Existing Home Sales: Turnover Rate

by Calculated Risk on 3/23/2009 01:56:00 PM

Here is a quote from the Real Time Economics blog at the WSJ: Economists React: Housing Offers ‘Some Encouragement’

Existing home sales peaked during the summer of 2005 and have fallen fairly steadily since then. However, the rate of decline has slowed in recent months, suggesting a bottom may be near.
It is correct that sales peaked in 2005, and have fallen steadily since then. And it is also correct that the rate of decline has slowed. However this doesn't suggest to me that "a bottom may be near" for existing home sales.

The opposite it true. I think existing home sales will fall further. (note: much of this post is an update from earlier posts)
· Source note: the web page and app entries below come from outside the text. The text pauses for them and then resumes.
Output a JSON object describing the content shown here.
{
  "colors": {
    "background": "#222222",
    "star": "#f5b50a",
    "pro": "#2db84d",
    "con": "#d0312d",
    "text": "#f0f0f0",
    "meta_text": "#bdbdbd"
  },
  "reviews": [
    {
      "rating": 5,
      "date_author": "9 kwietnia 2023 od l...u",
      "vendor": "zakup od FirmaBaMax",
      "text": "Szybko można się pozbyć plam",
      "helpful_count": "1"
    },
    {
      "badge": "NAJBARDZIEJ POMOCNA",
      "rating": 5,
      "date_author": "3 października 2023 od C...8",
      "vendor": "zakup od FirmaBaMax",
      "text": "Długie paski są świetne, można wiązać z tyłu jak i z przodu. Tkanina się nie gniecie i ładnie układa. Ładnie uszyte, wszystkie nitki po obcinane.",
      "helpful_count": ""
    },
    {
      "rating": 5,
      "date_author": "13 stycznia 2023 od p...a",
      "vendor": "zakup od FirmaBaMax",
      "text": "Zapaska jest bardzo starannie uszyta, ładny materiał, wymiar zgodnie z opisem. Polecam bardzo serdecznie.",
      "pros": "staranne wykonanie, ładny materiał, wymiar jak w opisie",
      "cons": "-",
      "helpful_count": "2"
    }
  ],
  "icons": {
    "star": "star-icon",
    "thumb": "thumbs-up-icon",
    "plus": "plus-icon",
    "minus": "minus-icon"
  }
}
This was an important disclosure in the National Association of Realtors (NAR) Existing Home Sales report:
Lawrence Yun, NAR chief economist, said ... "[D]istressed sales accounted for 40 to 45 percent of transactions in February.”
This is another reminder that the only reason existing home sales appear to have "stabilized" is because of the high number of REO sales. Sales excluding REOs have plummeted.
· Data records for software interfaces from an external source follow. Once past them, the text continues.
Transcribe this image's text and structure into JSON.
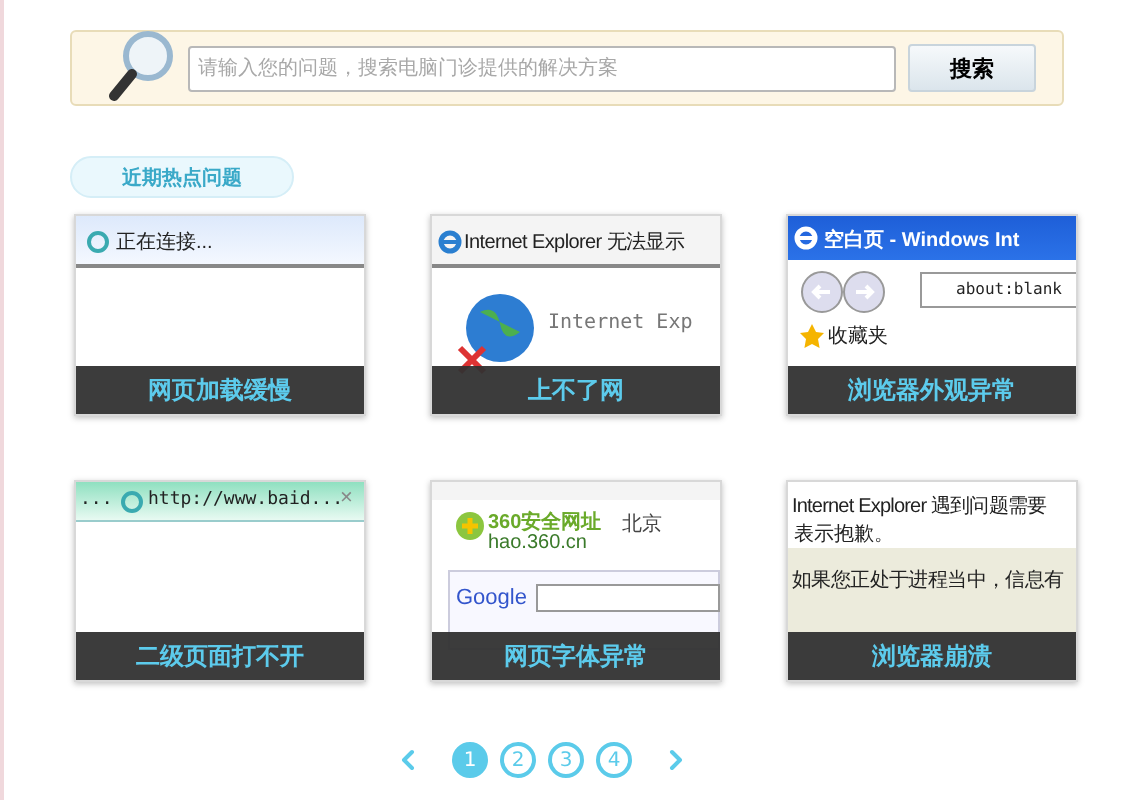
{
  "search": {
    "placeholder": "请输入您的问题，搜索电脑门诊提供的解决方案",
    "button": "搜索"
  },
  "hot_label": "近期热点问题",
  "cards": [
    {
      "caption": "网页加载缓慢",
      "kind": "loading",
      "texts": [
        "正在连接..."
      ]
    },
    {
      "caption": "上不了网",
      "kind": "offline",
      "texts": [
        "Internet Explorer 无法显示",
        "Internet Exp"
      ]
    },
    {
      "caption": "浏览器外观异常",
      "kind": "window",
      "texts": [
        "空白页 - Windows Int",
        "about:blank",
        "收藏夹"
      ]
    },
    {
      "caption": "二级页面打不开",
      "kind": "tabs",
      "texts": [
        "...",
        "http://www.baid...",
        "×"
      ]
    },
    {
      "caption": "网页字体异常",
      "kind": "homepage",
      "texts": [
        "360安全网址",
        "hao.360.cn",
        "北京",
        "Google"
      ]
    },
    {
      "caption": "浏览器崩溃",
      "kind": "crash",
      "texts": [
        "Internet Explorer 遇到问题需要",
        "表示抱歉。",
        "如果您正处于进程当中，信息有"
      ]
    }
  ],
  "pagination": {
    "pages": [
      {
        "label": "1",
        "selected": true
      },
      {
        "label": "2",
        "selected": false
      },
      {
        "label": "3",
        "selected": false
      },
      {
        "label": "4",
        "selected": false
      }
    ]
  }
}
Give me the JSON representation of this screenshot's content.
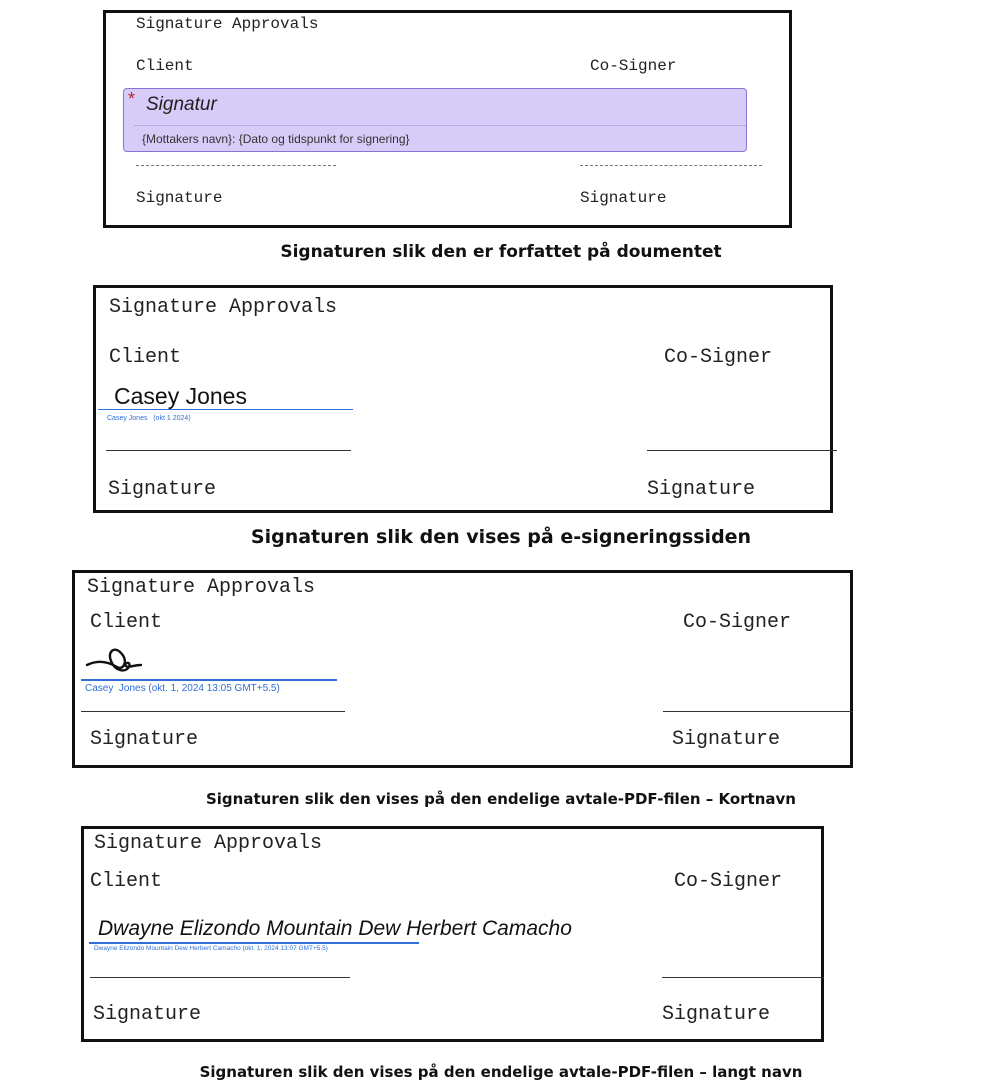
{
  "panels": [
    {
      "heading": "Signature Approvals",
      "client_label": "Client",
      "cosigner_label": "Co-Signer",
      "signature_label_left": "Signature",
      "signature_label_right": "Signature",
      "field": {
        "required_marker": "*",
        "label": "Signatur",
        "hint": "{Mottakers navn}: {Dato og tidspunkt for signering}",
        "fill_color": "#d7cbf7",
        "border_color": "#8e72d8"
      },
      "caption": "Signaturen slik den er forfattet på doumentet"
    },
    {
      "heading": "Signature Approvals",
      "client_label": "Client",
      "cosigner_label": "Co-Signer",
      "signature_label_left": "Signature",
      "signature_label_right": "Signature",
      "signed_name": "Casey Jones",
      "stamp": "Casey Jones   (okt 1 2024)",
      "caption": "Signaturen slik den vises på e-signeringssiden"
    },
    {
      "heading": "Signature Approvals",
      "client_label": "Client",
      "cosigner_label": "Co-Signer",
      "signature_label_left": "Signature",
      "signature_label_right": "Signature",
      "signature_image": "handwritten-signature",
      "stamp": "Casey  Jones (okt. 1, 2024 13:05 GMT+5.5)",
      "caption": "Signaturen slik den vises på den endelige avtale-PDF-filen – Kortnavn"
    },
    {
      "heading": "Signature Approvals",
      "client_label": "Client",
      "cosigner_label": "Co-Signer",
      "signature_label_left": "Signature",
      "signature_label_right": "Signature",
      "signed_name": "Dwayne Elizondo Mountain Dew Herbert Camacho",
      "stamp": "Dwayne Elizondo Mountain Dew Herbert Camacho (okt. 1, 2024 13:07 GMT+5.5)",
      "caption": "Signaturen slik den vises på den endelige avtale-PDF-filen – langt navn"
    }
  ],
  "colors": {
    "stamp_blue": "#2f6fd6",
    "required_red": "#c0202a"
  }
}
I've argued before that REO resales are real sales and should be included in the NAR statistics, but I suspect these REO buyers might hold these properties longer than recent turnover would suggest. If these are owner occupied buyers, they have probably been waiting to buy, and they have saved a down payment and qualified under the tighter lending standards. They probably won't sell until they can make a reasonable profit to buy a move up home - and it will probably be a number of years before prices recover.

If they are investors, they are likely buying REOs for cash flow - not appreciation, unlike the speculators in recent years - and these investors will probably hold the properties for a number of years too.
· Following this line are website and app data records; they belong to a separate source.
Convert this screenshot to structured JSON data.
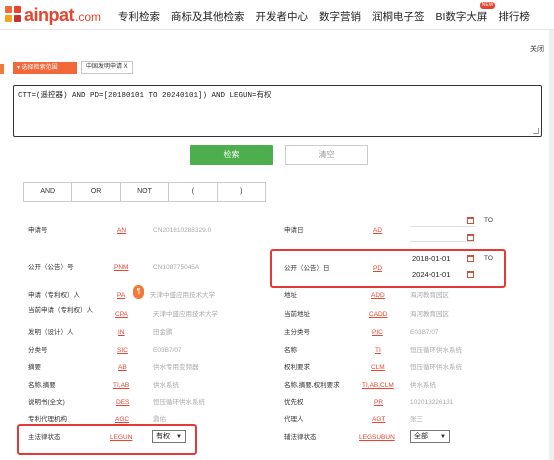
{
  "header": {
    "brand": "ainpat",
    "brand_suffix": ".com",
    "nav": [
      "专利检索",
      "商标及其他检索",
      "开发者中心",
      "数字营销",
      "润桐电子签",
      "BI数字大屏",
      "排行榜"
    ],
    "new_badge": "NEW"
  },
  "panel": {
    "close_label": "关闭",
    "select_scope_label": "▾ 选择检索范围",
    "scope_chip": "中国发明申请 X",
    "query_text": "CTT=(遥控器) AND PD=[20180101 TO 20240101]) AND LEGUN=有权",
    "search_button": "检索",
    "clear_button": "清空",
    "ops": [
      "AND",
      "OR",
      "NOT",
      "(",
      ")"
    ]
  },
  "fields_left": [
    {
      "label": "申请号",
      "code": "AN",
      "value": "CN201810288329.0"
    },
    {
      "label": "公开（公告）号",
      "code": "PNM",
      "value": "CN108775045A"
    },
    {
      "label": "申请（专利权）人",
      "code": "PA",
      "value": "天津中盛应用技术大学"
    },
    {
      "label": "当前申请（专利权）人",
      "code": "CPA",
      "value": "天津中盛应用技术大学"
    },
    {
      "label": "发明（设计）人",
      "code": "IN",
      "value": "田金鹏"
    },
    {
      "label": "分类号",
      "code": "SIC",
      "value": "E03B7/07"
    },
    {
      "label": "摘要",
      "code": "AB",
      "value": "供水专用变频器"
    },
    {
      "label": "名称,摘要",
      "code": "TI,AB",
      "value": "供水系统"
    },
    {
      "label": "说明书(全文)",
      "code": "DES",
      "value": "恒压循环供水系统"
    },
    {
      "label": "专利代理机构",
      "code": "AGC",
      "value": "鼎佑"
    },
    {
      "label": "主法律状态",
      "code": "LEGUN",
      "value": "有权"
    }
  ],
  "fields_right": [
    {
      "label": "申请日",
      "code": "AD",
      "value": ""
    },
    {
      "label": "公开（公告）日",
      "code": "PD",
      "value": ""
    },
    {
      "label": "地址",
      "code": "ADD",
      "value": "海河教育园区"
    },
    {
      "label": "当前地址",
      "code": "CADD",
      "value": "海河教育园区"
    },
    {
      "label": "主分类号",
      "code": "PIC",
      "value": "E03B7/07"
    },
    {
      "label": "名称",
      "code": "TI",
      "value": "恒压循环供水系统"
    },
    {
      "label": "权利要求",
      "code": "CLM",
      "value": "恒压循环供水系统"
    },
    {
      "label": "名称,摘要,权利要求",
      "code": "TI,AB,CLM",
      "value": "供水系统"
    },
    {
      "label": "优先权",
      "code": "PR",
      "value": "102013226131"
    },
    {
      "label": "代理人",
      "code": "AGT",
      "value": "张三"
    },
    {
      "label": "辅法律状态",
      "code": "LEGSUBUN",
      "value": "全部"
    }
  ],
  "dates": {
    "to_label": "TO",
    "pd_from": "2018-01-01",
    "pd_to": "2024-01-01"
  },
  "colors": {
    "brand": "#e8442e",
    "accent": "#f2683a",
    "search_green": "#4cae4c",
    "highlight": "#e53935"
  }
}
This suggests to me that the turnover rate will slow further.

Existing Home Sales Turnover Click on graph for larger image in new window.

This graph shows existing home turnover as a percent of owner occupied units. Sales for 2009 are estimated at the February rate of 4.7 million units.

I've also included inventory as a percent of owner occupied units (all year-end inventory, except 2009 is for February).

The turnover rate during the housing bubble was boosted by:
  • Speculative buying by flippers.
  • Speculative buying by homeowners (using excessive leverage).
  • Move up buying, especially by Baby Boomers.

    Although slowing, the turnover rate is still above the median for the last 40 years and substantially above previous troughs. Both types of speculative buying are over for now. And the Baby Boomers have probably bought move up homes, and the next major move for the Boomers will be downsizing in retirement (still a number of years away).

    And finally - and probably a very important point - homeowners with negative equity, who manage to avoid foreclosure, will be stuck in their homes for years.

    All of the above suggests the turnover rate - and existing home sales - will fall further, perhaps much further.

    As I noted earlier today, the key areas to watch for the housing market are declining inventory levels, a bottom in new home sales, and a closing gap between new and existing home sales. It would be a positive, not a negative, for both housing and the economy, if the number of existing home sales declined further - as long as the percent of distressed sales also declined.